So we can say that TPG uses a sort of very limited backtracking.

This algorithm is easily implementable. Any rule is translated into a class method without having to compute a prediction table. The main drawbacks of this method is that you have to be careful when you write your grammar (as in Prolog).


This page presents a well known example: a calculator.

More detailed examples are given in the documentation of TPG.

#!/usr/bin/env python

import math
import operator
import string
import tpg

if tpg.__python__ == 3:
    operator.div = operator.truediv
    raw_input = input

def make_op(op):
    return {
        '+'   : operator.add,
        '-'   : operator.sub,
        '*'   : operator.mul,
        '/'   : operator.div,
        '%'   : operator.mod,
        '^'   : lambda x,y:x**y,
        '**'  : lambda x,y:x**y,
        'cos' : math.cos,
        'sin' : math.sin,
        'tan' : math.tan,
        'acos': math.acos,
        'asin': math.asin,
        'atan': math.atan,
        'sqr' : lambda x:x*x,
        'sqrt': math.sqrt,
        'abs' : abs,
        'norm': lambda x,y:math.sqrt(x*x+y*y),

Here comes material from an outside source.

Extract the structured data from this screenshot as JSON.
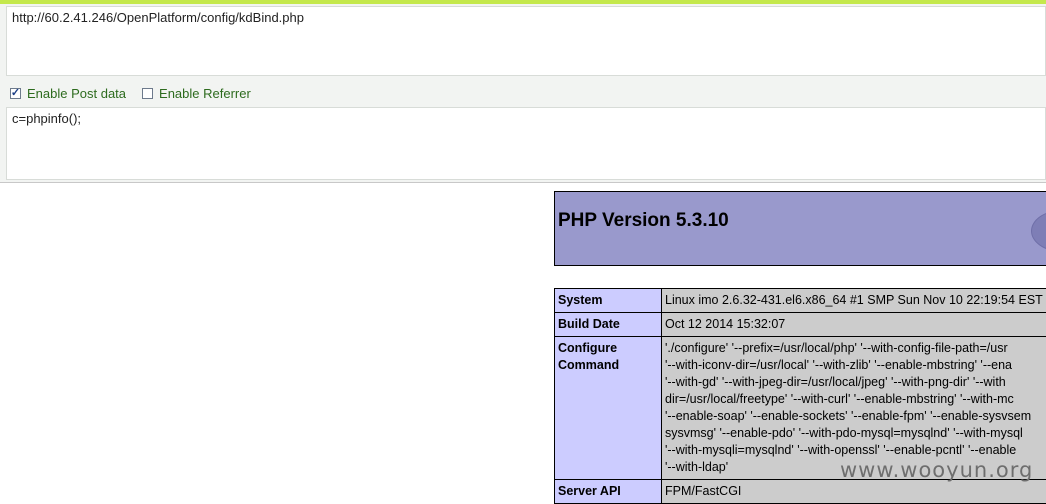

class Calc(tpg.Parser, dict):
        separator space '\s+' ;

        token pow_op    '\^|\*\*'                                               $ make_op
        token add_op    '[+-]'                                                  $ make_op
        token mul_op    '[*/%]'                                                 $ make_op
        token funct1    '(cos|sin|tan|acos|asin|atan|sqr|sqrt|abs)\b'           $ make_op
        token funct2    '(norm)\b'                                              $ make_op
        token real      '(\d+\.\d*|\d*\.\d+)([eE][-+]?\d+)?|\d+[eE][-+]?\d+'    $ float
        token integer   '\d+'                                                   $ int
        token VarId     '[a-zA-Z_]\w*'                                          ;

        START/e ->
                'vars'                  $ e=self.mem()
            |   VarId/v '=' Expr/e      $ self[v]=e
            |   Expr/e

        Var/$self.get(v,0)$ -> VarId/v ;

        Expr/e -> Term/e ( add_op/op Term/t     $ e=op(e,t)

        Term/t -> Fact/t ( mul_op/op Fact/f     $ t=op(t,f)

        Fact/f ->
                add_op/op Fact/f                $ f=op(0,f)
            |   Pow/f

        Pow/f -> Atom/f ( pow_op/op Fact/e      $ f=op(f,e)

        Atom/a ->
            |   integer/a
            |   Function/a
            |   Var/a
            |   '\(' Expr/a '\)'

        Function/y ->
                funct1/f '\(' Expr/x '\)'               $ y = f(x)
            |   funct2/f '\(' Expr/x1 ',' Expr/x2 '\)'  $ y = f(x1,x2)


    def mem(self):
        vars = sorted(self.items())
        memory = [ "%s = %s"%(var, val) for (var, val) in vars ]
        return "\n\t" + "\n\t".join(memory)

print("Calc (TPG example)")
calc = Calc()
while 1:
    l = raw_input("\n:")
    if l:
        except Exception:


The documentation is available online in PDF format.


Linux / Unix / Sources

Extract and run python setup.py install.


The Windows installer is not available anymore because of a virus infection. I will now only distribute source packages.

Projects using TPG

Toy Parser Generator (itself ;-)

distributed command execution

shorthand to XSLT

a front-end for gnuplot written in python

python module providing a set of function decorators

Flexible file system and hard drive crash testing

An Open-Source Python-Based Object-Oriented Shell